GIVEN DATA:
BEGIN
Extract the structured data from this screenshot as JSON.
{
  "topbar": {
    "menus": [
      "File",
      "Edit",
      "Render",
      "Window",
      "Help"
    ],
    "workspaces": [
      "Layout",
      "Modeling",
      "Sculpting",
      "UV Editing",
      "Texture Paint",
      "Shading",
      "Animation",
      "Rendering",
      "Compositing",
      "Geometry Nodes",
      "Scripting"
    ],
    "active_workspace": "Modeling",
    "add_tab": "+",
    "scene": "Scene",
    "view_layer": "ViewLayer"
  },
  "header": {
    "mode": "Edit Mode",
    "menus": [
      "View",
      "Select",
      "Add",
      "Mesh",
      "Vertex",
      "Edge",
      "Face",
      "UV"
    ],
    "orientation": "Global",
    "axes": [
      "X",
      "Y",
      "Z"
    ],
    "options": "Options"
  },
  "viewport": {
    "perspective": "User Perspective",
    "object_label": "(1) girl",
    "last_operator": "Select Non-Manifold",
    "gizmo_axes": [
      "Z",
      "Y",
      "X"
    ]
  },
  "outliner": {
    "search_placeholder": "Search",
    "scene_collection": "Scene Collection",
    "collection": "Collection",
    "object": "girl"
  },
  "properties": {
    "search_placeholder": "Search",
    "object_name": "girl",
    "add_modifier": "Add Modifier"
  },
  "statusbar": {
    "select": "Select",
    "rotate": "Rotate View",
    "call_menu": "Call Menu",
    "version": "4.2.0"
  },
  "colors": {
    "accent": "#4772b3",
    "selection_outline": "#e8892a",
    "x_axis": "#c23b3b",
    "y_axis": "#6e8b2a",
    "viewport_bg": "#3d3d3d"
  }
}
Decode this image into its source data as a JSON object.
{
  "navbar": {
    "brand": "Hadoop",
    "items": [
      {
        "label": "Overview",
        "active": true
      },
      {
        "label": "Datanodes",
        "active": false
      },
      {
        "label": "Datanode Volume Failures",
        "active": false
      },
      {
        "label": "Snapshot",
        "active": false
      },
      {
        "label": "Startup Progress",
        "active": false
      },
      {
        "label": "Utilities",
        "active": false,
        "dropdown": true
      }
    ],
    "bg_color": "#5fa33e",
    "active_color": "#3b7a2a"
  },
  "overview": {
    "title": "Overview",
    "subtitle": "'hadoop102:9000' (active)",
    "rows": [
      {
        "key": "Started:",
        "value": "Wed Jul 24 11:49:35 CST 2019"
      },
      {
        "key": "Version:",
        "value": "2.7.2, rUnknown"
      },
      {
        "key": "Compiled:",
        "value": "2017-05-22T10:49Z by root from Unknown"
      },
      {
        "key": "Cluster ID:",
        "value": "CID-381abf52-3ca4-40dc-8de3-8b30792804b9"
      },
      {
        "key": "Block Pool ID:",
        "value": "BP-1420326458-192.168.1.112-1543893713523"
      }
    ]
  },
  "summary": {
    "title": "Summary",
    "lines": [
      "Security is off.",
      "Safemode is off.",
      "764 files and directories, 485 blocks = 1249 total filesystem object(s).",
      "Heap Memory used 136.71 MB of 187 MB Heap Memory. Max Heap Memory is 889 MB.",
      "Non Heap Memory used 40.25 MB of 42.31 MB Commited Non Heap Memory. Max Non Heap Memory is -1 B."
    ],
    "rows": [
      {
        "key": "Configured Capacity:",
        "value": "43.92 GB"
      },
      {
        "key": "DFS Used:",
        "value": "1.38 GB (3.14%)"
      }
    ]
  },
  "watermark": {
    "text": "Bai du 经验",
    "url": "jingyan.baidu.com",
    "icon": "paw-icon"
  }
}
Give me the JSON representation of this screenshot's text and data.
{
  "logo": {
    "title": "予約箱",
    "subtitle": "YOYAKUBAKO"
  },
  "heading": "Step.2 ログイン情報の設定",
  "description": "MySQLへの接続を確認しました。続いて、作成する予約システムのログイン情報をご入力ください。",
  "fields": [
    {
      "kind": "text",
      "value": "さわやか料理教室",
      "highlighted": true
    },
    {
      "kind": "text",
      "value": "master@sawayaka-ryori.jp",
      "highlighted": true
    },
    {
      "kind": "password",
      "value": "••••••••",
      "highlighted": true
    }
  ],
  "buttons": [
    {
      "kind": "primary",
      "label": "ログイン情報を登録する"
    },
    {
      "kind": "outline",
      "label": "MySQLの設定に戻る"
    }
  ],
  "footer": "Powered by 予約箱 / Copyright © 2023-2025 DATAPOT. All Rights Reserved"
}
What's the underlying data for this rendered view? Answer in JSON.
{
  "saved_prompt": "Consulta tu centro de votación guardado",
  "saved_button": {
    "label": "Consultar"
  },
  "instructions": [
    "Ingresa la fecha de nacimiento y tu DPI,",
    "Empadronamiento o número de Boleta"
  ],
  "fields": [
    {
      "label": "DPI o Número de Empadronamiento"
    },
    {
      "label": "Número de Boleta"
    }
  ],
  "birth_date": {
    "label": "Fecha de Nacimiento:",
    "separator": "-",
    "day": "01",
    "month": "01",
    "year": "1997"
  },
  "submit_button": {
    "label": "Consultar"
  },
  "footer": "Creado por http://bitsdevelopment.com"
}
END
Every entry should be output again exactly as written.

ANSWER SPACE:
Extract the structured data from this screenshot as JSON.
{
  "topbar": {
    "menus": [
      "File",
      "Edit",
      "Render",
      "Window",
      "Help"
    ],
    "workspaces": [
      "Layout",
      "Modeling",
      "Sculpting",
      "UV Editing",
      "Texture Paint",
      "Shading",
      "Animation",
      "Rendering",
      "Compositing",
      "Geometry Nodes",
      "Scripting"
    ],
    "active_workspace": "Modeling",
    "add_tab": "+",
    "scene": "Scene",
    "view_layer": "ViewLayer"
  },
  "header": {
    "mode": "Edit Mode",
    "menus": [
      "View",
      "Select",
      "Add",
      "Mesh",
      "Vertex",
      "Edge",
      "Face",
      "UV"
    ],
    "orientation": "Global",
    "axes": [
      "X",
      "Y",
      "Z"
    ],
    "options": "Options"
  },
  "viewport": {
    "perspective": "User Perspective",
    "object_label": "(1) girl",
    "last_operator": "Select Non-Manifold",
    "gizmo_axes": [
      "Z",
      "Y",
      "X"
    ]
  },
  "outliner": {
    "search_placeholder": "Search",
    "scene_collection": "Scene Collection",
    "collection": "Collection",
    "object": "girl"
  },
  "properties": {
    "search_placeholder": "Search",
    "object_name": "girl",
    "add_modifier": "Add Modifier"
  },
  "statusbar": {
    "select": "Select",
    "rotate": "Rotate View",
    "call_menu": "Call Menu",
    "version": "4.2.0"
  },
  "colors": {
    "accent": "#4772b3",
    "selection_outline": "#e8892a",
    "x_axis": "#c23b3b",
    "y_axis": "#6e8b2a",
    "viewport_bg": "#3d3d3d"
  }
}
Decode this image into its source data as a JSON object.
{
  "navbar": {
    "brand": "Hadoop",
    "items": [
      {
        "label": "Overview",
        "active": true
      },
      {
        "label": "Datanodes",
        "active": false
      },
      {
        "label": "Datanode Volume Failures",
        "active": false
      },
      {
        "label": "Snapshot",
        "active": false
      },
      {
        "label": "Startup Progress",
        "active": false
      },
      {
        "label": "Utilities",
        "active": false,
        "dropdown": true
      }
    ],
    "bg_color": "#5fa33e",
    "active_color": "#3b7a2a"
  },
  "overview": {
    "title": "Overview",
    "subtitle": "'hadoop102:9000' (active)",
    "rows": [
      {
        "key": "Started:",
        "value": "Wed Jul 24 11:49:35 CST 2019"
      },
      {
        "key": "Version:",
        "value": "2.7.2, rUnknown"
      },
      {
        "key": "Compiled:",
        "value": "2017-05-22T10:49Z by root from Unknown"
      },
      {
        "key": "Cluster ID:",
        "value": "CID-381abf52-3ca4-40dc-8de3-8b30792804b9"
      },
      {
        "key": "Block Pool ID:",
        "value": "BP-1420326458-192.168.1.112-1543893713523"
      }
    ]
  },
  "summary": {
    "title": "Summary",
    "lines": [
      "Security is off.",
      "Safemode is off.",
      "764 files and directories, 485 blocks = 1249 total filesystem object(s).",
      "Heap Memory used 136.71 MB of 187 MB Heap Memory. Max Heap Memory is 889 MB.",
      "Non Heap Memory used 40.25 MB of 42.31 MB Commited Non Heap Memory. Max Non Heap Memory is -1 B."
    ],
    "rows": [
      {
        "key": "Configured Capacity:",
        "value": "43.92 GB"
      },
      {
        "key": "DFS Used:",
        "value": "1.38 GB (3.14%)"
      }
    ]
  },
  "watermark": {
    "text": "Bai du 经验",
    "url": "jingyan.baidu.com",
    "icon": "paw-icon"
  }
}
Give me the JSON representation of this screenshot's text and data.
{
  "logo": {
    "title": "予約箱",
    "subtitle": "YOYAKUBAKO"
  },
  "heading": "Step.2 ログイン情報の設定",
  "description": "MySQLへの接続を確認しました。続いて、作成する予約システムのログイン情報をご入力ください。",
  "fields": [
    {
      "kind": "text",
      "value": "さわやか料理教室",
      "highlighted": true
    },
    {
      "kind": "text",
      "value": "master@sawayaka-ryori.jp",
      "highlighted": true
    },
    {
      "kind": "password",
      "value": "••••••••",
      "highlighted": true
    }
  ],
  "buttons": [
    {
      "kind": "primary",
      "label": "ログイン情報を登録する"
    },
    {
      "kind": "outline",
      "label": "MySQLの設定に戻る"
    }
  ],
  "footer": "Powered by 予約箱 / Copyright © 2023-2025 DATAPOT. All Rights Reserved"
}
What's the underlying data for this rendered view? Answer in JSON.
{
  "saved_prompt": "Consulta tu centro de votación guardado",
  "saved_button": {
    "label": "Consultar"
  },
  "instructions": [
    "Ingresa la fecha de nacimiento y tu DPI,",
    "Empadronamiento o número de Boleta"
  ],
  "fields": [
    {
      "label": "DPI o Número de Empadronamiento"
    },
    {
      "label": "Número de Boleta"
    }
  ],
  "birth_date": {
    "label": "Fecha de Nacimiento:",
    "separator": "-",
    "day": "01",
    "month": "01",
    "year": "1997"
  },
  "submit_button": {
    "label": "Consultar"
  },
  "footer": "Creado por http://bitsdevelopment.com"
}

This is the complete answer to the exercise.